The history of sleep and memory research began with Ebbinghaus in 1885. Research remained dormant for some time, but by the late 1980s, studies involving trampolining (Percept. Mot. Skills 1988;6:635-45), intensive study of a foreign language (Int....
Sleep Apnea Increased Mortality in 14-Year Study
BALTIMORE--Moderte to severe sleep apnea significantly increased the risk of all-cause mortality, according to 14 years of follow-up data from a large community sample. "Sleep apnea is a disease of public health significance," said Nathaniel Marshall,...
Sodium Oxybate May Improve Sleep in Fibromyalgia Patients
PHOENIX--Preliminary data on the off-label use of sodium oxybate suggest that it improved sleep in a randomized, placebo-controlled study of 151 patients with fibromyalgia who completed 8 weeks of treatment at 21 medical centers. The study enrolled...
SOFAR Focuses on Military Families
Alone soldier, bandaged up to his elbow, stood amid a crowd of clinicians, parents, and teachers, telling the story of a bad day in Iraq. His audience had gathered at Boston Medical Center to discuss the impact of war and terrorism on children,...
Some See Psychosocial Barriers to Weight Loss

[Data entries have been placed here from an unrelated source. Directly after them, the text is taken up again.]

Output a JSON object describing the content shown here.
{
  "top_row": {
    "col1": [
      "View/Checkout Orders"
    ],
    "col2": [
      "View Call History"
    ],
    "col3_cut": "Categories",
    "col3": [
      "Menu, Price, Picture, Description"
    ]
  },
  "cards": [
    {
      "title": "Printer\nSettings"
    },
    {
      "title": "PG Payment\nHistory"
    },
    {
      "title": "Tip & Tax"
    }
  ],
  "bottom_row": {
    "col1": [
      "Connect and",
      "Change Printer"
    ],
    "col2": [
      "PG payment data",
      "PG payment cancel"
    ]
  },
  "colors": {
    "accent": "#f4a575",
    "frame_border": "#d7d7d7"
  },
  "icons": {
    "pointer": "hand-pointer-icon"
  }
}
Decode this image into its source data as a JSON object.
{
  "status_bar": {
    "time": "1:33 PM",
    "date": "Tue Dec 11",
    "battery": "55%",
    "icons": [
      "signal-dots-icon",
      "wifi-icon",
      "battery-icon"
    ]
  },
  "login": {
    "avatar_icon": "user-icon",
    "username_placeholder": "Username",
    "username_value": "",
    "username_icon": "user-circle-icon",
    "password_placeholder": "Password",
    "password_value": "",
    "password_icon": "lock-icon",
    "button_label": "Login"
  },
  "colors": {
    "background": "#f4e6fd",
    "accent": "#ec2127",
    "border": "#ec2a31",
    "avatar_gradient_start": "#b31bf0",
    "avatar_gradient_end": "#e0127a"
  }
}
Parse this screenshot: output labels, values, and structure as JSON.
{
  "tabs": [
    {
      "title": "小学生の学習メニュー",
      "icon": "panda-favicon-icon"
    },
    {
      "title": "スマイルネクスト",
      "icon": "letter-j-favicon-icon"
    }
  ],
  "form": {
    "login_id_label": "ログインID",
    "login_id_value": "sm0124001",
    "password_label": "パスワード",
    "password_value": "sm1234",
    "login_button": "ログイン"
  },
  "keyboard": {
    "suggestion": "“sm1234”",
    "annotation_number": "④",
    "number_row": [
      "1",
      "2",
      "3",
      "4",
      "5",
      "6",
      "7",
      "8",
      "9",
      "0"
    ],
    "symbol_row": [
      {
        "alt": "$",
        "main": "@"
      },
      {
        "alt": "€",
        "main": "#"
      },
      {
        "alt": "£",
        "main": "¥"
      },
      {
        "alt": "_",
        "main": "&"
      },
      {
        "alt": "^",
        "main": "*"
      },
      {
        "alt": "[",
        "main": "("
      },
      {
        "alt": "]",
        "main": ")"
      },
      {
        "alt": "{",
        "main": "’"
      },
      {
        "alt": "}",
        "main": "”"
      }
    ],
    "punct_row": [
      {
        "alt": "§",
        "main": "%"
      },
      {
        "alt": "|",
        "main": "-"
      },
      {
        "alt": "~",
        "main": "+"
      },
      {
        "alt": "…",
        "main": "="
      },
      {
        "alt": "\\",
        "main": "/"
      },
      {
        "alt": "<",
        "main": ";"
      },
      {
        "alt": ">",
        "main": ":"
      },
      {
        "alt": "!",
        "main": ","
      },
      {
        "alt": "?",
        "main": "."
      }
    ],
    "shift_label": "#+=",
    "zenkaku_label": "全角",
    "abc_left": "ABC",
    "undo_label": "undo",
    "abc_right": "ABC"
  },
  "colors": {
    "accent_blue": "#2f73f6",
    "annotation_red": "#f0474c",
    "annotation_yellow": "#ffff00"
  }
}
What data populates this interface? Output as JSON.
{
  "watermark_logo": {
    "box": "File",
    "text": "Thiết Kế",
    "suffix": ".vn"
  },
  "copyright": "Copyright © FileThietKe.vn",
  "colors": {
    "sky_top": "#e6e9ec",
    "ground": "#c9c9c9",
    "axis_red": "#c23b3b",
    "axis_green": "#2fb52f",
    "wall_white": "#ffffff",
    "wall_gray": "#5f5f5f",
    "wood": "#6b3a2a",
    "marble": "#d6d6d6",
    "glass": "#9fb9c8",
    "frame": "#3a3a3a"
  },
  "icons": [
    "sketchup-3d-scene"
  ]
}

SEATTLE--Money and time are the leading barriers to seeking weight-loss treatment among overweight and obese adults, but stigma and a belief that one is too heavy for treatment become more influential barriers as people get heavier. Little is known...
Take Practical Approach to Menopause Management
CALGARY, ALTA. -- Reassurance, relief, and reassessment are hallmark factors in the practical management of menopause. "We need to remind women that menopausal symptoms are normal," Dr. Cynthia Stuenkel said at the annual meeting of the Society...
Teenage Bisexuality Associated with Risky Sexual Behaviors
NEW YORK -- More than 10% of teens in New York City public high schools who have ever had intercourse reported bisexual behavior in a 2005 survey, according to a recent analysis. Those teens reported a higher prevalence of risky behaviors, including...
Three Trials Provide Guidance on Race, Ethnicity: In STEP-BD, Response to Treatment for Psychosis Was 40% for White Patients and 0 for Black Patients
PHOENIX--Teasing out any differences in the success of psychiatric treatment by race or ethnicity is hampered by a dearth of data on minorities, but secondary analyses of major studies on depression, bipolar disorder, and schizophrenia provide some...
Treating Gambling Difficult in Military
WASHINGTON -- Military personnel are at risk for problem gambling, but it is often difficult for them to get adequate treatment, according to the director of a Veterans Affairs program for problem gamblers. In 2002, there were 1.4 million active...
Treating Pediatric Panic Disorder
Monsters in the closet. Bogeymen under the bed. Flying shadow creatures cast by bedroom curtains blowing in the breeze. These are the stuff of childhood fears--all of which are readily dismissed as products of overactive imaginations and emotional...
Treating Situational Anxiety
Former Texas Sen. Phil Gramm's recent comment that we are in the midst of a "mental recession" did not go over well on the campaign trail. However, we psychiatrists know that today in America, we do find ourselves in a state of national anxiety. ...
Try Gabapentin, Antidepressants for Hot Flashes
CHICAGO -- Gabapentin and four newer antidepressants significantly reduce hot flash activity, according to a meta-analysis of 10 placebo-controlled studies that was presented as a poster at the annual meeting of the American Society of Clinical Oncology....
Type 2 Diabetes Doesn't Affect Alzheimer's Risk
WASHINGTON -- Type 2 diabetes did not increase the risk of onset or progression of Alzheimer's disease in older adults, according to results from a study of more than 700 individuals presented in a poster at the annual meeting of the American Geriatrics...
Varenicline Curbs Alcohol Cravings, Increases Abstinence in Smokers
WASHINGTON -- The antismoking drug varenicline also appears to curb alcohol cravings in smokers who are heavy drinkers, results of a small pilot study show. Nondependent heavy drinkers taking varenicline (Chantix) were more likely to be abstinent...